Controversial plans for a Tesco supermarket in Birmingham have been thrown out by a planning committee over fears of increased traffic congestion.
More than 2,000 people signed petitions opposing the Tesco plan for the derelict Meteor Ford site in St Mary’s Row Moseley.
The city council planning committee voted by a narrow margin of seven to six against the controversial plan fearing the store did not have enough parking spaces, would leave surrounding roads grid-locked and see small traders leave the village.
It also means an NHS health centre and GPs surgery, linked to the Tesco plan, could also be lost to the area.
The residents were also warned that their celebrations could be short-lived as the developer Exmax, is likely to lodge a costly appeal to the Government planning inspector.
Fiona Adams of the Moseley Society said: “I am absolutely delighted. The committee could see what a dreadful impact this would have.”
Coun Emily Cox (Lib Dem, Moseley and Kings Heath), who joined residents at the meeting, said: “Local people were listened to, this is a victory for democracy and common sense.”
The committee debated the issues for an hour, having already held two discussions in the Council House, a site visit and a public meeting on the plan.
They were told by officers, who had recommended approval, that while some existing shops may lose trade, others will be boosted by the additional visitors.
And that a detailed traffic survey by consultants Bellamy Roberts had shown that the additional traffic could be accommodated with mitigation measures, including new traffic light phasing at the main junctions.
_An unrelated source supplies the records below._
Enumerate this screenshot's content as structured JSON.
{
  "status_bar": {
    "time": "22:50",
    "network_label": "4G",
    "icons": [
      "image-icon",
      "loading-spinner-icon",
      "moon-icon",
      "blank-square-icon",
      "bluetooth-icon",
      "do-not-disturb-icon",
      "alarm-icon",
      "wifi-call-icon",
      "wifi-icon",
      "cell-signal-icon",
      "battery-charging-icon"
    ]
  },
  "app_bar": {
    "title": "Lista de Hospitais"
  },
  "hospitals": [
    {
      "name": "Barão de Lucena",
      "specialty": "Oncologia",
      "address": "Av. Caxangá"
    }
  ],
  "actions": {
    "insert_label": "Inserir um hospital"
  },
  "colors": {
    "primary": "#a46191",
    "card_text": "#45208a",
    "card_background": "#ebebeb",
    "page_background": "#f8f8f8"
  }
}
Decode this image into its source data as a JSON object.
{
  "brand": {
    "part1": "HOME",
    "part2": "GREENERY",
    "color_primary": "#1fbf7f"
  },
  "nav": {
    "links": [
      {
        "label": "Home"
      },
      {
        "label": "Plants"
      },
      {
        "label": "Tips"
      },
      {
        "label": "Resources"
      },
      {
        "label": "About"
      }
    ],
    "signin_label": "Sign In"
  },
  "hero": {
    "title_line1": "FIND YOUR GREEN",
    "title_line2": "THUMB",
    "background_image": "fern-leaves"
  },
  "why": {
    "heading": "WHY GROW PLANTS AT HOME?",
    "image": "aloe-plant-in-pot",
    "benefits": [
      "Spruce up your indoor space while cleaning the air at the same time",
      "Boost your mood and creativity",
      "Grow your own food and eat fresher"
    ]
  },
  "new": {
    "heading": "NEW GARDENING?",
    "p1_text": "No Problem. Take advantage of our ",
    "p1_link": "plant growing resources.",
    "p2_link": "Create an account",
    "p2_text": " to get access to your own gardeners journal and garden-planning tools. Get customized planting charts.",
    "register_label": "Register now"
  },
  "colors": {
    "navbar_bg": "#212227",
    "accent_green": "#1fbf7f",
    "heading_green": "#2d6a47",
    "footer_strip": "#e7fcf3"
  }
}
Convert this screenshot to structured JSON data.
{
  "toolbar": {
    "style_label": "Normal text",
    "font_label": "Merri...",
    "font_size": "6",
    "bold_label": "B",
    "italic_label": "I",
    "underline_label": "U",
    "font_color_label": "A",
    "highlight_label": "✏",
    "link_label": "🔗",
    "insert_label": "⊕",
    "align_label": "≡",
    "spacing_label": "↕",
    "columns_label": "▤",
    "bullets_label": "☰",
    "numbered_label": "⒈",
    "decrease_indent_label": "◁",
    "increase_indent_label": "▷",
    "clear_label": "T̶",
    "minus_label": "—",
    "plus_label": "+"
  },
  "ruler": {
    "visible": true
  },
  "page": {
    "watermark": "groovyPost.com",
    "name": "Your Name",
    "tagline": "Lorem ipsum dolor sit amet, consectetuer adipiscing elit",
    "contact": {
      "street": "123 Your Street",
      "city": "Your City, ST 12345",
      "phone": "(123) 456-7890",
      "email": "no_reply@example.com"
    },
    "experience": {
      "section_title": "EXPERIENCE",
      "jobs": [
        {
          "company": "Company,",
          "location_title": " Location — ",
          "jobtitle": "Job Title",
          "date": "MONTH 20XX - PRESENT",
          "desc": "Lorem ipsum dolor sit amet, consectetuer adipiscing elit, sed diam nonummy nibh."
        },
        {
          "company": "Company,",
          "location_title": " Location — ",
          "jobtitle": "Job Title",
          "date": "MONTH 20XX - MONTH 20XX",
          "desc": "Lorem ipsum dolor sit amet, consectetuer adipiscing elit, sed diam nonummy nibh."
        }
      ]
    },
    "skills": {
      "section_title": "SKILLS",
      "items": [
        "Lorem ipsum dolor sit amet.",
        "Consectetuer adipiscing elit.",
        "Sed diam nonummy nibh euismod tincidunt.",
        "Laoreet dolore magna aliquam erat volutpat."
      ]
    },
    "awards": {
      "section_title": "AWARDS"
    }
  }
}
Coun Mike Sharpe (Lab Tyburn) said: “I used to drive the number 50 bus through Moseley and the traffic was bad then. It was absolute chaos. To stick a great supermarket there will cause more problems.”
While Coun Daphne Gaved (Lib Dem South Yardley) added: “There are already two supermarkets there. That’s enough.”
Coun Ian Ward (Lab Shard End) said that while the situation was far from ideal the “eyesore” site needed to be developed and the alternatives could be far worse, such as a larger store with no health centre. “This application has a lot of merit, I think we should go with it.”
Committee chairman Peter Douglas Osborn (Con Weoley) summed up saying: “No one is completely happy with this, but it is the best plan we have.”
Residents will now be bracing themselves for a public inquiry or looking for alternative developers to come forward to regenerate the site. The Moseley Forum will debate alternative ideas at its meeting at the Moseley Exchange on March 3 at 7.15pm.